__Problem to solve__
The material must be copied out exactly, line for line.
Segment Open
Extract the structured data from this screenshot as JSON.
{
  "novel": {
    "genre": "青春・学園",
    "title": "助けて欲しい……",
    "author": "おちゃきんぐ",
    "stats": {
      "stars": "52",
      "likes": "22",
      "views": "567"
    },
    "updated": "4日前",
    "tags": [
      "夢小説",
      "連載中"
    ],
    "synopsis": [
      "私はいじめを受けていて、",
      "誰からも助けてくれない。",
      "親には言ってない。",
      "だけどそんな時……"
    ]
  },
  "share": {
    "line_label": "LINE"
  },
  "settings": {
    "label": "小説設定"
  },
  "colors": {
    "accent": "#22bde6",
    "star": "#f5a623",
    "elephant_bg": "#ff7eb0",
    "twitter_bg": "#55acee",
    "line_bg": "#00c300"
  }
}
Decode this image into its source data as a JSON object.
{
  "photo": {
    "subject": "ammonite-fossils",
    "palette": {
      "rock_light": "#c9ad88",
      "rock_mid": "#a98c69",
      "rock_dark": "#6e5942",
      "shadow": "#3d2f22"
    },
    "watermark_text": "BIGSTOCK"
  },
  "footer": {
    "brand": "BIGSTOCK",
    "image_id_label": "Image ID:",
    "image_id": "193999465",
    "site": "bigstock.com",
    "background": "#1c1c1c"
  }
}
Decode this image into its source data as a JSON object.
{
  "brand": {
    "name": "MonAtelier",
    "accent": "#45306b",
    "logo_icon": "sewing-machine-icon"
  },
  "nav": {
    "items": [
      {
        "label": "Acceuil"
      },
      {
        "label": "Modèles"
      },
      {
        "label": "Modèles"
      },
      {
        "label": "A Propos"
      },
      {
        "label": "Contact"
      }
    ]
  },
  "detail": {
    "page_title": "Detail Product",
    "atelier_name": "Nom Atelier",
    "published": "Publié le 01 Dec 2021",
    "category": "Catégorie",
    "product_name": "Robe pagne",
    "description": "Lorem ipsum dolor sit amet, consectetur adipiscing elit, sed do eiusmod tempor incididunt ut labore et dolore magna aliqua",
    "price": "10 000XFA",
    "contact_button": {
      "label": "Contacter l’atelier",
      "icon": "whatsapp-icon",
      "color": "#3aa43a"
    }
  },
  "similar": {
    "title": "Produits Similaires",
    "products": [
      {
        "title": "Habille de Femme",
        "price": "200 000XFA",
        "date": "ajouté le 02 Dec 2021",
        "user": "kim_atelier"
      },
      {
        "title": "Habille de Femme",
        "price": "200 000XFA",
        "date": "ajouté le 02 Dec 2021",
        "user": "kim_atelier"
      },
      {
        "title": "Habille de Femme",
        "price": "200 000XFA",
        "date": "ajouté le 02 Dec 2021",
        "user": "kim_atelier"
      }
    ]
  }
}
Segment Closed
__Expected answer__
Extract the structured data from this screenshot as JSON.
{
  "novel": {
    "genre": "青春・学園",
    "title": "助けて欲しい……",
    "author": "おちゃきんぐ",
    "stats": {
      "stars": "52",
      "likes": "22",
      "views": "567"
    },
    "updated": "4日前",
    "tags": [
      "夢小説",
      "連載中"
    ],
    "synopsis": [
      "私はいじめを受けていて、",
      "誰からも助けてくれない。",
      "親には言ってない。",
      "だけどそんな時……"
    ]
  },
  "share": {
    "line_label": "LINE"
  },
  "settings": {
    "label": "小説設定"
  },
  "colors": {
    "accent": "#22bde6",
    "star": "#f5a623",
    "elephant_bg": "#ff7eb0",
    "twitter_bg": "#55acee",
    "line_bg": "#00c300"
  }
}
Decode this image into its source data as a JSON object.
{
  "photo": {
    "subject": "ammonite-fossils",
    "palette": {
      "rock_light": "#c9ad88",
      "rock_mid": "#a98c69",
      "rock_dark": "#6e5942",
      "shadow": "#3d2f22"
    },
    "watermark_text": "BIGSTOCK"
  },
  "footer": {
    "brand": "BIGSTOCK",
    "image_id_label": "Image ID:",
    "image_id": "193999465",
    "site": "bigstock.com",
    "background": "#1c1c1c"
  }
}
Decode this image into its source data as a JSON object.
{
  "brand": {
    "name": "MonAtelier",
    "accent": "#45306b",
    "logo_icon": "sewing-machine-icon"
  },
  "nav": {
    "items": [
      {
        "label": "Acceuil"
      },
      {
        "label": "Modèles"
      },
      {
        "label": "Modèles"
      },
      {
        "label": "A Propos"
      },
      {
        "label": "Contact"
      }
    ]
  },
  "detail": {
    "page_title": "Detail Product",
    "atelier_name": "Nom Atelier",
    "published": "Publié le 01 Dec 2021",
    "category": "Catégorie",
    "product_name": "Robe pagne",
    "description": "Lorem ipsum dolor sit amet, consectetur adipiscing elit, sed do eiusmod tempor incididunt ut labore et dolore magna aliqua",
    "price": "10 000XFA",
    "contact_button": {
      "label": "Contacter l’atelier",
      "icon": "whatsapp-icon",
      "color": "#3aa43a"
    }
  },
  "similar": {
    "title": "Produits Similaires",
    "products": [
      {
        "title": "Habille de Femme",
        "price": "200 000XFA",
        "date": "ajouté le 02 Dec 2021",
        "user": "kim_atelier"
      },
      {
        "title": "Habille de Femme",
        "price": "200 000XFA",
        "date": "ajouté le 02 Dec 2021",
        "user": "kim_atelier"
      },
      {
        "title": "Habille de Femme",
        "price": "200 000XFA",
        "date": "ajouté le 02 Dec 2021",
        "user": "kim_atelier"
      }
    ]
  }
}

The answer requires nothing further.